It promised to be the perfect in-between project, ideal for when I didn't have the energy for anything that required concentration or wanted a break from something I'd been working on for a while, like the jumper. Quick and easy, only one ball of yarn needed, and warm too.

I was drawn to the yarn (Sirdar Aura in shade 0139) because the speckled appearance reminded me of feathers and I liked the colour palate. I often find variegated yarns a bit of a gamble; it's hard to visualise how they're going to look worked up in a finished piece.

Luckily I love this. The pinks, greys and creams are cool enough to feel like winter colours, reminding me of bare trees and sunsets, but the smallest pops of deep pink/red and brown add warmth.

If I made another I'd go down a hook size, or decrease the pattern by one or two repeats, as it's a little on the loose side and would be warmer if it was a tighter fit. But it's loose enough to drape nicely and can be wrapped around the neck and tucked inside a coat to keep you toasty when the weather is wet, windy and utterly horrible, as it has been most days lately.

I hope you're all staying warm and dry and have not been affected by this dreadful weather. Here, we are a little fed up - a rainy half term holiday is hard work - and wishing for a little sunshine, but fine. 

Sunday, 16 February 2020

A Whisper of Spring

The weather continues to be vile with another big storm annoyingly coinciding with a weekend and I'm finding it all a bit depressing to be honest, the wind and rain and low light levels. We were supposed to be going to London yesterday. We'd planned to visit HMS Belfast, go up The Shard, walk along the embankment, but none of those activities seemed very appealing in gale force winds and torrential rain. We went out for breakfast instead, a start of half term treat, and spent the rest of the day hibernating, baking and eating cake. 

My feeling of gloom has been compounded by illness; I've been unwell with some kind of virus over the last week or so and have spent a lot time on the sofa, watching old episodes of Silent Witness and sleeping a lot. Always the world's worst patient, I keep going until I can't any more and then sulk on the sofa in bad grace, annoyed with myself and whatever virus or cold I've caught and life in general. My lovely mum and dad came to the rescue, walking the dog, ferrying children here and there, bringing me tulips and magazines. I didn't really have the energy or concentration to crochet much but I made up for that by buying yarn online. I kept trying to work on my trio blanket but was getting in such a muddle with the pattern, so I unravelled the whole lot and made a swatch, just so I could visualise it.

It's a bit messy but you get the gist.
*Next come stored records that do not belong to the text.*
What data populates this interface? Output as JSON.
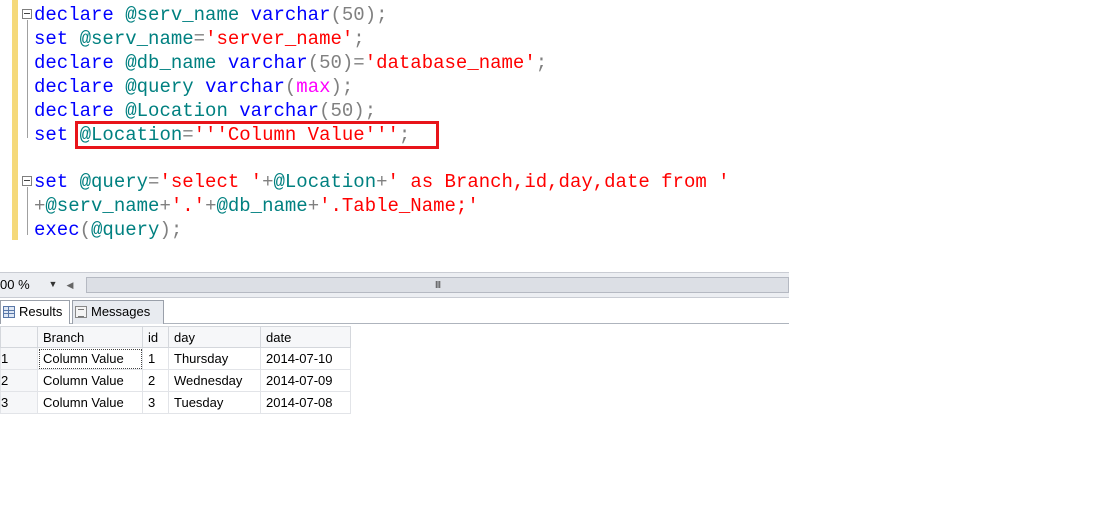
{
  "editor": {
    "lines": [
      [
        {
          "t": "declare",
          "c": "kw"
        },
        {
          "t": " ",
          "c": ""
        },
        {
          "t": "@serv_name",
          "c": "var"
        },
        {
          "t": " ",
          "c": ""
        },
        {
          "t": "varchar",
          "c": "kw"
        },
        {
          "t": "(50);",
          "c": "gray"
        }
      ],
      [
        {
          "t": "set",
          "c": "kw"
        },
        {
          "t": " ",
          "c": ""
        },
        {
          "t": "@serv_name",
          "c": "var"
        },
        {
          "t": "=",
          "c": "gray"
        },
        {
          "t": "'server_name'",
          "c": "str"
        },
        {
          "t": ";",
          "c": "gray"
        }
      ],
      [
        {
          "t": "declare",
          "c": "kw"
        },
        {
          "t": " ",
          "c": ""
        },
        {
          "t": "@db_name",
          "c": "var"
        },
        {
          "t": " ",
          "c": ""
        },
        {
          "t": "varchar",
          "c": "kw"
        },
        {
          "t": "(50)=",
          "c": "gray"
        },
        {
          "t": "'database_name'",
          "c": "str"
        },
        {
          "t": ";",
          "c": "gray"
        }
      ],
      [
        {
          "t": "declare",
          "c": "kw"
        },
        {
          "t": " ",
          "c": ""
        },
        {
          "t": "@query",
          "c": "var"
        },
        {
          "t": " ",
          "c": ""
        },
        {
          "t": "varchar",
          "c": "kw"
        },
        {
          "t": "(",
          "c": "gray"
        },
        {
          "t": "max",
          "c": "fn"
        },
        {
          "t": ");",
          "c": "gray"
        }
      ],
      [
        {
          "t": "declare",
          "c": "kw"
        },
        {
          "t": " ",
          "c": ""
        },
        {
          "t": "@Location",
          "c": "var"
        },
        {
          "t": " ",
          "c": ""
        },
        {
          "t": "varchar",
          "c": "kw"
        },
        {
          "t": "(50);",
          "c": "gray"
        }
      ],
      [
        {
          "t": "set",
          "c": "kw"
        },
        {
          "t": " ",
          "c": ""
        },
        {
          "t": "@Location",
          "c": "var"
        },
        {
          "t": "=",
          "c": "gray"
        },
        {
          "t": "'''Column Value'''",
          "c": "str"
        },
        {
          "t": ";",
          "c": "gray"
        }
      ],
      [],
      [
        {
          "t": "set",
          "c": "kw"
        },
        {
          "t": " ",
          "c": ""
        },
        {
          "t": "@query",
          "c": "var"
        },
        {
          "t": "=",
          "c": "gray"
        },
        {
          "t": "'select '",
          "c": "str"
        },
        {
          "t": "+",
          "c": "gray"
        },
        {
          "t": "@Location",
          "c": "var"
        },
        {
          "t": "+",
          "c": "gray"
        },
        {
          "t": "' as Branch,id,day,date from '",
          "c": "str"
        }
      ],
      [
        {
          "t": "+",
          "c": "gray"
        },
        {
          "t": "@serv_name",
          "c": "var"
        },
        {
          "t": "+",
          "c": "gray"
        },
        {
          "t": "'.'",
          "c": "str"
        },
        {
          "t": "+",
          "c": "gray"
        },
        {
          "t": "@db_name",
          "c": "var"
        },
        {
          "t": "+",
          "c": "gray"
        },
        {
          "t": "'.Table_Name;'",
          "c": "str"
        }
      ],
      [
        {
          "t": "exec",
          "c": "kw"
        },
        {
          "t": "(",
          "c": "gray"
        },
        {
          "t": "@query",
          "c": "var"
        },
        {
          "t": ");",
          "c": "gray"
        }
      ]
    ]
  },
  "zoom": {
    "value": "00 %"
  },
  "scrollbar": {
    "grip": "III"
  },
  "tabs": {
    "results": "Results",
    "messages": "Messages"
  },
  "grid": {
    "columns": [
      "Branch",
      "id",
      "day",
      "date"
    ],
    "rows": [
      {
        "num": "1",
        "cells": [
          "Column Value",
          "1",
          "Thursday",
          "2014-07-10"
        ]
      },
      {
        "num": "2",
        "cells": [
          "Column Value",
          "2",
          "Wednesday",
          "2014-07-09"
        ]
      },
      {
        "num": "3",
        "cells": [
          "Column Value",
          "3",
          "Tuesday",
          "2014-07-08"
        ]
      }
    ]
  },
  "colors": {
    "keyword": "#0000ff",
    "variable": "#008080",
    "string": "#ff0000",
    "operator": "#808080",
    "function": "#ff00ff",
    "highlight": "#e8141a",
    "margin": "#f5d97a"
  }
}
I wanted to work on my Sensum sweater but ran out of yarn, so while that was on order I worked a little more on my cowl and dreamt about crocheting some pretty wrist warmers.
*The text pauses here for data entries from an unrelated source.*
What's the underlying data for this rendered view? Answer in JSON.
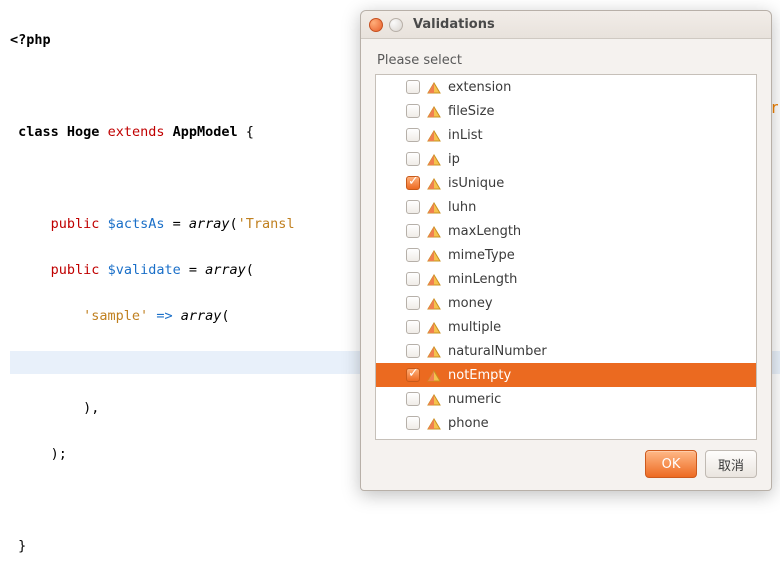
{
  "code": {
    "open_tag": "<?php",
    "kw_class": "class",
    "class_name": "Hoge",
    "kw_extends": "extends",
    "super_name": "AppModel",
    "brace_open": "{",
    "kw_public1": "public",
    "var_actsAs": "$actsAs",
    "eq": "=",
    "fn_array": "array",
    "str_transl": "'Transl",
    "kw_public2": "public",
    "var_validate": "$validate",
    "str_sample": "'sample'",
    "arrow": "=>",
    "close_arr1": "),",
    "close_arr2": ");",
    "brace_close": "}",
    "truncated_right": "Sear"
  },
  "dialog": {
    "title": "Validations",
    "prompt": "Please select",
    "ok": "OK",
    "cancel": "取消",
    "items": [
      {
        "label": "extension",
        "checked": false
      },
      {
        "label": "fileSize",
        "checked": false
      },
      {
        "label": "inList",
        "checked": false
      },
      {
        "label": "ip",
        "checked": false
      },
      {
        "label": "isUnique",
        "checked": true
      },
      {
        "label": "luhn",
        "checked": false
      },
      {
        "label": "maxLength",
        "checked": false
      },
      {
        "label": "mimeType",
        "checked": false
      },
      {
        "label": "minLength",
        "checked": false
      },
      {
        "label": "money",
        "checked": false
      },
      {
        "label": "multiple",
        "checked": false
      },
      {
        "label": "naturalNumber",
        "checked": false
      },
      {
        "label": "notEmpty",
        "checked": true,
        "selected": true
      },
      {
        "label": "numeric",
        "checked": false
      },
      {
        "label": "phone",
        "checked": false
      }
    ]
  }
}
But I am definitely spotting more and more glimpses of spring out there, and am taking heart from it. 

I'm seeing snow drops on my dog walks, blossom on the cherry tree in the garden, daffodils and tete-a-tetes popping up here and there in the flowerbeds and pots. It's noticeably lighter in the evening and apparently the sun has shone occasionally this week - I have evidence.

Dreaming of better weather, I've been buying seeds. I must remember to actually plant them - a job for a dry day over half term.

We've been lighting the fire even when it's not that cold outside, just to dispel the feeling of damp gloominess.

Spring flowers always help.

The seasons are shifting in the kitchen too, as I find myself drawn to brighter colours and flavours.

I've been cooking lots of early forced rhubarb, stewing it to eat with yogurt or porridge, or turning it into a crumble with apples, as I will be tonight. It must be something to do with trying to banish the gloom.

It has rained steadily all day here and shows no sign of stopping. The kids are watching a Star Wars film. John and I will both try to avoid taking the dog out, not that Ziggy is showing much signs of wanting a walk today. 

I might bake biscuits, or read, or crochet. I am currently loving Death Comes to Pemberley - Jane Austen combined with crime fiction - how has this sat unread on my shelf for so long?! I will try to embrace the rubbish weather and enjoy being cosy, because I'll soon be outside and busy in the garden again, trying to keep up with it all.